According to the TTJ, Mr Pinnington also told delegates that essentially 2022 H1 had an “OK” performance, but H2 was “not quite a catastrophe, but nearly”, with the furniture industry in particular suffering in H2 with a 5% reverse.

The EPF figures quoted by the TTJ show that European particleboard production reduced 6.9% in 2022 to 32.1 million cu.m. However, European particleboard production capacity increased by 1% in 2022 and is expected to rise by another 3.3% this year.
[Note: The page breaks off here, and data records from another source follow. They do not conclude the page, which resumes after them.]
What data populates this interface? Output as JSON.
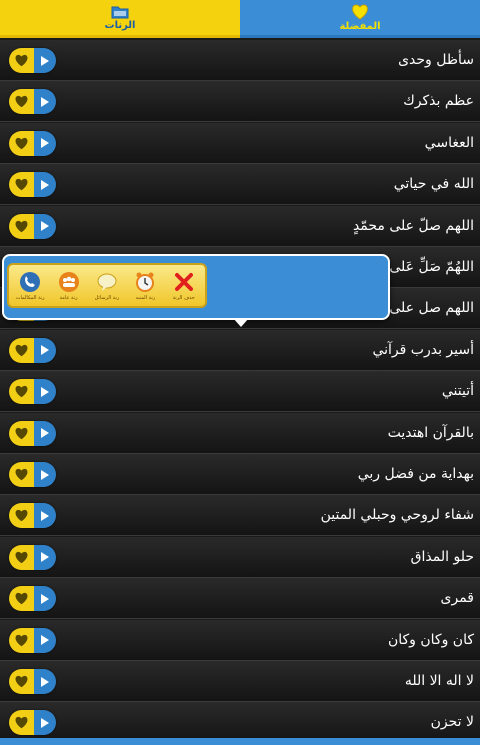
{
  "tabs": {
    "favorites": {
      "label": "المفضلة",
      "icon": "heart-icon",
      "color": "#3b8ed5"
    },
    "ringtones": {
      "label": "الرنات",
      "icon": "folder-icon",
      "color": "#f5d20e"
    }
  },
  "songs": [
    "سأظل وحدى",
    "عظم بذكرك",
    "العغاسي",
    "الله في حياتي",
    "اللهم صلّ على محمّدٍ",
    "اللهُمّ صَلِّ عَلى مُحَـ",
    "اللهم صل على محـ",
    "أسير بدرب قرآني",
    "أتيتني",
    "بالقرآن اهتديت",
    "بهداية من فضل ربي",
    "شفاء لروحي وحبلي المتين",
    "حلو المذاق",
    "قمرى",
    "كان وكان وكان",
    "لا اله الا الله",
    "لا تحزن"
  ],
  "popup_actions": [
    {
      "label": "حذف الرنة",
      "icon": "delete-x-icon"
    },
    {
      "label": "رنة المنبه",
      "icon": "alarm-clock-icon"
    },
    {
      "label": "رنة الرسائل",
      "icon": "message-bubble-icon"
    },
    {
      "label": "رنة عامة",
      "icon": "group-people-icon"
    },
    {
      "label": "رنة المكالمات",
      "icon": "phone-call-icon"
    }
  ],
  "colors": {
    "accent_blue": "#3b8ed5",
    "accent_yellow": "#f5d20e",
    "delete_red": "#e0201c"
  }
}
MDF suffered a more severe production output decline in 2022 with a 9.3% dip to 12.5 million cu.m, though TTJ note that the comparison year (2021) had seen a sharp rise in output of 7.7%. The OSB sector saw a 10.7% decline in production to 6.4 million cu.m, while softboard (predominantly wood fibre board insulation) suffered an 8.9% reverse to 5.1 million cu.m. European plywood production was down by 2.5% in 2022 to 3.1 million cu.m.

According to TTJ, again quoting the EPF, consumption of wood-based panels in the key furniture industry declined by 1% in 2022. The furniture industry consumed 48% of all wood-based panels last year, down from 49% in 2021.


LM       Loyale Merchant, a grade of log parcel  Cu.m         Cubic Metre
QS        Qualite Superieure    Koku         0.278 Cu.m or 120BF
CI          Choix Industriel                                                       FFR           French Franc
CE         Choix Economique                                                        SQ              Sawmill Quality
CS         Choix Supplimentaire      SSQ            Select Sawmill Quality
FOB      Free-on-Board     FAS            Sawnwood Grade First and
KD        Kiln Dry                               Second 
AD        Air Dry        WBP           Water and Boil Proof
Boule    A Log Sawn Through and Through MR              Moisture Resistant
              the boards from one log are bundled                      pc         per piece      
              together                      ea                each      
BB/CC  Grade B faced and Grade C backed MBF           1000 Board Feet          
              Plywood   MDF           Medium Density Fibreboard
BF        Board Foot F.CFA         CFA Franc        
Sq.Ft     Square Foot              Price has moved up or down

Source:ITTO'  Tropical Timber Market Report